The rhetoric of restraint

 Bickel’s defense of the Court’s lack of candor inevitably raises questions about his own.  Chief Justices Marshall and Roberts used the rhetoric of restraint to advance the cause of judicial power.  Did Bickel as well?  Perhaps it is true that the Court can better hide its politics when it refuses to decide than when it decides.  There may nonetheless be occasions when it can hide its politics well enough even when it decides.

If political necessity is powerful enough, should the Court, on such occasions, abandon its devotion to legal principle when it acts as well as when it fails to act?  One thing is certain:  If Bickel thought that it should, he would never have told us so.  For if, indeed, the Court’s politics must remain secret when they infect its substantive decision making, it would hardly do for the Court’s defenders to spill the beans.
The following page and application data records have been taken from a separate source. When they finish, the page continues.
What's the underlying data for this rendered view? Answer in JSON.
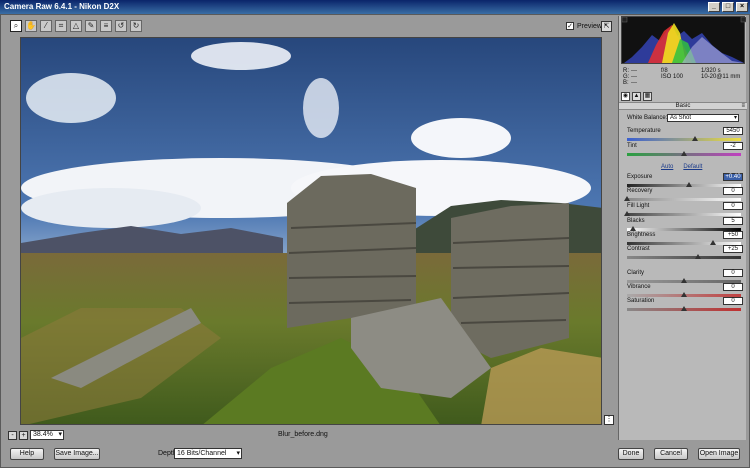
{
  "window": {
    "title": "Camera Raw 6.4.1  -  Nikon D2X",
    "minimize": "_",
    "maximize": "□",
    "close": "×"
  },
  "toolbar": {
    "tools": [
      "zoom-icon",
      "hand-icon",
      "eyedropper-icon",
      "crop-icon",
      "straighten-icon",
      "retouch-icon",
      "list-icon",
      "rotate-left-icon",
      "rotate-right-icon"
    ]
  },
  "preview": {
    "label": "Preview",
    "checked": "✓"
  },
  "status": {
    "zoom": "38.4%",
    "minus": "-",
    "plus": "+",
    "filename": "Blur_before.dng"
  },
  "histogram_info": {
    "r": "R:",
    "g": "G:",
    "b": "B:",
    "r_val": "---",
    "g_val": "---",
    "b_val": "---",
    "aperture": "f/8",
    "shutter": "1/320 s",
    "iso": "ISO 100",
    "lens": "10-20@11 mm"
  },
  "panel": {
    "title": "Basic",
    "menu": "≡"
  },
  "white_balance": {
    "label": "White Balance:",
    "value": "As Shot"
  },
  "sliders": [
    {
      "label": "Temperature",
      "value": "5450",
      "pos": 0.6
    },
    {
      "label": "Tint",
      "value": "-2",
      "pos": 0.5
    },
    {
      "label": "Exposure",
      "value": "+0.40",
      "pos": 0.54,
      "selected": true
    },
    {
      "label": "Recovery",
      "value": "0",
      "pos": 0.0
    },
    {
      "label": "Fill Light",
      "value": "0",
      "pos": 0.0
    },
    {
      "label": "Blacks",
      "value": "5",
      "pos": 0.05
    },
    {
      "label": "Brightness",
      "value": "+50",
      "pos": 0.75
    },
    {
      "label": "Contrast",
      "value": "+25",
      "pos": 0.62
    },
    {
      "label": "Clarity",
      "value": "0",
      "pos": 0.5
    },
    {
      "label": "Vibrance",
      "value": "0",
      "pos": 0.5
    },
    {
      "label": "Saturation",
      "value": "0",
      "pos": 0.5
    }
  ],
  "links": {
    "auto": "Auto",
    "default": "Default"
  },
  "bottom": {
    "help": "Help",
    "save": "Save Image...",
    "depth_label": "Depth:",
    "depth": "16 Bits/Channel",
    "done": "Done",
    "cancel": "Cancel",
    "open": "Open Image"
  }
}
These observations are, of course, speculative, but the speculation is not altogether groundless.  Recall that Bickel defended Brown as an example of principled adjudication.  So, of course, did all nine Justices of the Supreme Court. Yet we now know from examination of the Justices’ (then) secret conference notes that several of them, including Felix Frankfurter (Bickel’s employer at the time), voted for Brown despite extremely serious reservations about the legal justification for the opinion.  Bickel must surely have known about those doubts.  Did he share them?  If he did, he could hardly have said so publicly.  Honesty about the need for dishonesty is, of course, contradictory, but in the context in which Bickel wrote, contradiction was the least of it.  With the Supreme Court under attack by bigots and reactionaries, with racial justice on the line, and with the political and moral imperatives as strong as they have been at any time the Court’s history, candor would have amounted to self-indulgent moral cowardice.  In the face of all this, could it be that Alexander Bickel was too principled to stand on principle?

Dare we call them heroes?

 All of which brings us back to John Marshall and John Roberts.  If my interpretation of Bickel is correct, then perhaps both Chief Justices are Bickelian heroes. Both were willing to hide their true goals behind the rhetoric of restraint.  Both were deeply principled in their lack of principle in the sense that both were committed to principles that transcend the law and are, by their lights, more important than arid legality.

But are Marshall and Roberts in fact heroes?  Once legality and candor are rejected as the criteria for right action, then the measure must instead be based on substantive and controversial moral and political judgments.  Because these judgments are controversial – because they are not premised on supposedly trans-substantive legal principles – they cannot be legally justified.  I therefore offer my own legally undefended opinion for whatever it is worth.  Bickel, if I have him right, sold his legal soul for the sake of racial justice.  Marshall and Roberts sold theirs for the protection of an unjust political and economic status quo.  That is a very big difference and, in my opinion, the only difference that really matters.

Recommended Citation: Louis Seidman, Online Alexander Bickel symposium: Too principled to stand on principle?, SCOTUSblog (Aug. 14, 2012, 11:01 AM),